In 1983, Riverside Research scientists established the initial theoretical framework for evaluating tissues based on the manner in which they scatter ultrasound. More recently, Riverside Research scientists made another medically important advance by applying its scattering-theory framework to detection of small foci of cancers that have spread to lymph nodes.
The primary way pathologists determine whether a cancer has spread or remains localized to its primary site is by dissecting and microscopically evaluating a patient’s lymph nodes. If cancer is found in the nodes, then the cancer has spread, and the patient undergoes systemic treatments involving chemotherapy and radiation, which affect the entire body and can have severe side effects. If the nodes are truly cancer-free, then the disease is almost certainly confined to its primary site, and surgery or local radiation of the primary tumor is performed, which results in fewer and more-limited side effects compared to systemic treatments.
Unfortunately, current pathology procedures can overlook small, clinically significant cancers in dissected lymph nodes because they typically examine only the central region of each node. Fortunately, scientists at the Lizzi Center for Biomedical Engineering at Riverside Research have developed an ultrasonic method that depicts the entire lymph node in 3D, using color to indicate cancerous regions. This 3D analysis and imaging method can detect small cancer foci that would have been missed using more-conventional methods. This approach can also eliminate unnecessary microscopic examination of cancer-free nodes. Analyzing dissected nodes with these methods will permit doctors to plan treatments more effectively and to employ time and resources far more efficiently in the pathology laboratory.
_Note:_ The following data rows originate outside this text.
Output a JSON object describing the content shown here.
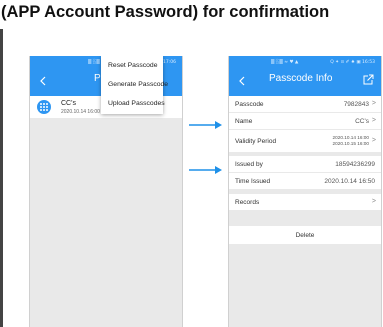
{
  "heading": "(APP Account Password) for confirmation",
  "phone_left": {
    "status_left": "▒ ░▒ ≈ ♥ ▲",
    "status_right": "Q ✦ ⊙ ✐ ♠ ▣ 17:06",
    "title_fragment": "Pas",
    "list_item": {
      "name": "CC's",
      "date": "2020.10.14 16:00"
    },
    "menu": [
      "Reset Passcode",
      "Generate Passcode",
      "Upload Passcodes"
    ]
  },
  "phone_right": {
    "status_left": "▒ ░▒ ≈ ♥ ▲",
    "status_right": "Q ✦ ⊙ ✐ ♠ ▣ 16:53",
    "title": "Passcode Info",
    "rows": [
      {
        "label": "Passcode",
        "value": "7982843",
        "chevron": ">"
      },
      {
        "label": "Name",
        "value": "CC's",
        "chevron": ">"
      },
      {
        "label": "Validity Period",
        "value_line1": "2020.10.14 16:00",
        "value_line2": "2020.10.15 16:00",
        "chevron": ">"
      },
      {
        "label": "Issued by",
        "value": "18594236299"
      },
      {
        "label": "Time Issued",
        "value": "2020.10.14 16:50"
      },
      {
        "label": "Records",
        "chevron": ">"
      }
    ],
    "delete_label": "Delete"
  },
  "colors": {
    "accent": "#2e96f2",
    "arrow": "#1e90e8"
  }
}
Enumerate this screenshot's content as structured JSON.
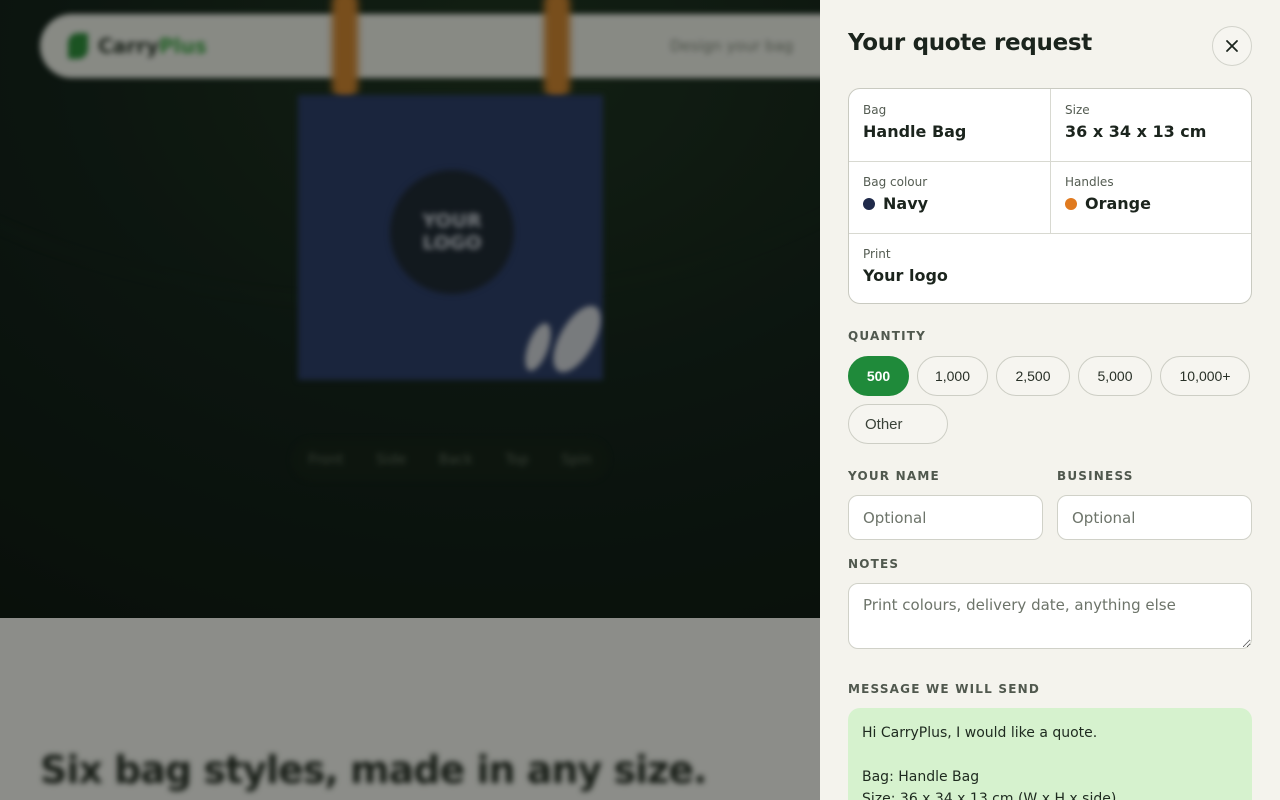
{
  "background": {
    "brand_prefix": "Carry",
    "brand_suffix": "Plus",
    "nav_link": "Design your bag",
    "bag_logo_line1": "YOUR",
    "bag_logo_line2": "LOGO",
    "view_tabs": [
      "Front",
      "Side",
      "Back",
      "Top",
      "Spin"
    ],
    "headline": "Six bag styles, made in any size."
  },
  "drawer": {
    "title": "Your quote request",
    "close_icon": "close-icon",
    "summary": {
      "bag": {
        "label": "Bag",
        "value": "Handle Bag"
      },
      "size": {
        "label": "Size",
        "value": "36 x 34 x 13 cm"
      },
      "bag_colour": {
        "label": "Bag colour",
        "value": "Navy",
        "swatch": "#1f2a4a"
      },
      "handles": {
        "label": "Handles",
        "value": "Orange",
        "swatch": "#e07a1f"
      },
      "print": {
        "label": "Print",
        "value": "Your logo"
      }
    },
    "quantity": {
      "label": "QUANTITY",
      "options": [
        "500",
        "1,000",
        "2,500",
        "5,000",
        "10,000+"
      ],
      "selected": "500",
      "other_label": "Other"
    },
    "name": {
      "label": "YOUR NAME",
      "placeholder": "Optional"
    },
    "business": {
      "label": "BUSINESS",
      "placeholder": "Optional"
    },
    "notes": {
      "label": "NOTES",
      "placeholder": "Print colours, delivery date, anything else"
    },
    "message": {
      "label": "MESSAGE WE WILL SEND",
      "line1": "Hi CarryPlus, I would like a quote.",
      "line2": "Bag: Handle Bag",
      "line3": "Size: 36 x 34 x 13 cm (W x H x side)"
    },
    "accent_color": "#1f8a3a",
    "message_bg": "#d6f2ce"
  }
}
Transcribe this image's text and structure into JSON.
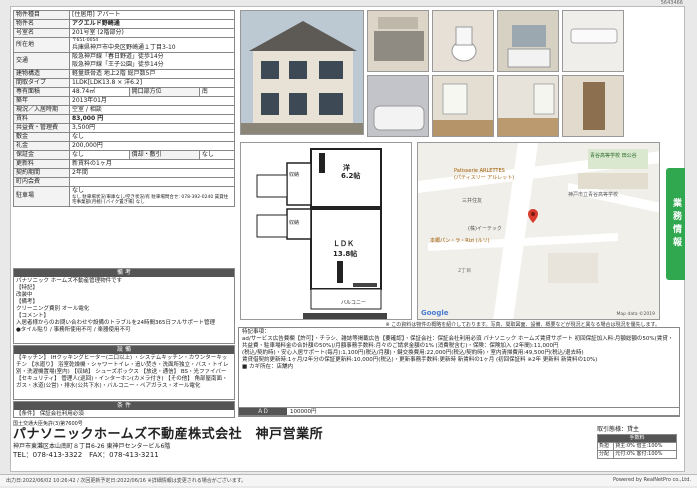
{
  "doc_id": "5643466",
  "spec": {
    "type_label": "物件種目",
    "type_value": "[住居用] アパート",
    "name_label": "物件名",
    "name_value": "アクエルド野崎通",
    "room_label": "号室名",
    "room_value": "201号室 (2階部分)",
    "addr_label": "所在地",
    "zip": "〒651-0054",
    "addr_value": "兵庫県神戸市中央区野崎通１丁目3-10",
    "traffic_label": "交通",
    "traffic_1": "阪急神戸線「春日野道」徒歩14分",
    "traffic_2": "阪急神戸線「王子公園」徒歩14分",
    "struct_label": "建物構造",
    "struct_value": "軽量鉄骨造 地上2階 総戸数5戸",
    "layout_label": "間取タイプ",
    "layout_value": "1LDK[LDK13.8 × 洋6.2]",
    "area_label": "専有面積",
    "area_value": "48.74㎡",
    "open_label": "開口部方位",
    "open_value": "南",
    "built_label": "築年",
    "built_value": "2013年01月",
    "status_label": "現況／入居時期",
    "status_value": "空室 / 相談",
    "rent_label": "賃料",
    "rent_value": "83,000 円",
    "fee_label": "共益費・管理費",
    "fee_value": "3,500円",
    "deposit_label": "敷金",
    "deposit_value": "なし",
    "key_label": "礼金",
    "key_value": "200,000円",
    "hosho_label": "保証金",
    "hosho_value": "なし",
    "shokyaku_label": "償却・敷引",
    "shokyaku_value": "なし",
    "renew_label": "更新料",
    "renew_value": "新賃料の1ヶ月",
    "period_label": "契約期間",
    "period_value": "2年間",
    "insurance_label": "町内会費",
    "insurance_value": "",
    "parking_label": "駐車場",
    "parking_value": "なし",
    "parking_note": "なし 駐車場状況/車庫なし/空き状況/有 駐車場問合せ: 078-392-0240 賃貸住宅事業部(月極) [バイク置き場] なし"
  },
  "remarks": {
    "title": "備 考",
    "lines": [
      "パナソニック ホームズ不動産管理物件です",
      "【特記】",
      "改装中",
      "【備考】",
      "クリーニング費別 オール電化",
      "【コメント】",
      "入居者様からのお問い合わせや設備のトラブルを24時間365日フルサポート管理",
      "",
      "●タイル貼り / 事務所使用不可 / 楽器使用不可"
    ]
  },
  "equipment": {
    "title": "設 備",
    "text": "【キッチン】 IHクッキングヒーター(二口以上) ・システムキッチン・カウンターキッチン 【水廻り】 浴室乾燥機・シャワートイレ・追い焚き・洗面所独立・バス・トイレ別・洗濯機置場(室内) 【収納】 シューズボックス 【放送・通信】 BS・光ファイバー 【セキュリティ】 管理人(巡回)・インターホン(カメラ付き) 【その他】 角部屋南面・ガス・水道(公営)・排水(公共下水)・バルコニー・ペアガラス・オール電化"
  },
  "conditions": {
    "title": "条 件",
    "text": "【条件】 保証会社利用必須"
  },
  "floor": {
    "room1": "洋",
    "room1_size": "6.2帖",
    "ldk": "ＬＤＫ",
    "ldk_size": "13.8帖",
    "balcony": "バルコニー",
    "shunou": "収納",
    "shunou2": "収納"
  },
  "map": {
    "school": "青谷高等学校 田公谷",
    "label1": "Patisserie ARLETTES",
    "label2": "(パティスリー アルレット)",
    "label3": "三井住友",
    "label4": "(株)イーテック",
    "label5": "本郷パン・ラ・Rizi (ルリ)",
    "label6": "2丁目",
    "label7": "神戸市立青谷高等学校",
    "copyright": "Map data ©2019",
    "google": "Google"
  },
  "map_note": "※ この資料は物件の概略を紹介しております。写真、間取図面、設備、概要などが現況と異なる場合は現況を優先します。",
  "special": {
    "title": "特記事項：",
    "lines": [
      "ad/サービス広告費欄【許可】・チラシ、雑誌等掲載広告【要確認】・保証会社：保証会社利用必須 パナソニック ホームズ賃貸サポート 初回保証加入料:月額総額の50%(賃貸・共益費・駐車場料金の合計額の50%)/月額事務手数料:月々のご請求金額の1% (消費税含む)・保険：保険加入 (2年間):11,000円",
      "(税込/契約時)・安心入居サポート(毎月):1,100円(税込/月額)・鍵交換費用:22,000円(税込/契約時)・室内清掃費用:49,500円(税込/退去時)",
      "賃貸借契約更新時:1ヶ月/2年分の保証更新料:10,000円(税込)・更新事務手数料:更新時 新賃料の1ヶ月 (初回保証料 ※2年 更新料 新賃料の10%)"
    ],
    "owner": "■ カギ所在：店舗内"
  },
  "ad": {
    "label": "ＡＤ",
    "value": "100000円"
  },
  "tab_label": "業務情報",
  "company": {
    "license": "国土交通大臣免許(3)第7600号",
    "name": "パナソニックホームズ不動産株式会社　神戸営業所",
    "addr": "神戸市東灘区本山南町８丁目6-26 東神戸センタービル6階",
    "tel": "TEL：078-413-3322　FAX：078-413-3211"
  },
  "txn": {
    "title": "取引態様：貸主",
    "fee_title": "手数料",
    "row1_a": "負担",
    "row1_b": "貸主:0% 借主:100%",
    "row2_a": "分配",
    "row2_b": "元付:0% 客付:100%"
  },
  "footer": {
    "left": "出力日:2022/06/02 10:26:42 / 次回更新予定日:2022/06/16 ※詳細情報は変更される場合がございます。",
    "right": "Powered by RealNetPro co.,Ltd."
  },
  "colors": {
    "accent_tab": "#2fa84f",
    "section_head": "#555555"
  }
}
In a large, multi-institutional project recently funded by NIH, Lizzi Center scientists now are investigating the applicability of these methods to detecting cancer in lymph nodes while they remain within the body. Additional studies at the Lizzi Center apply these methods to detecting and imaging cancer in the prostate and breast.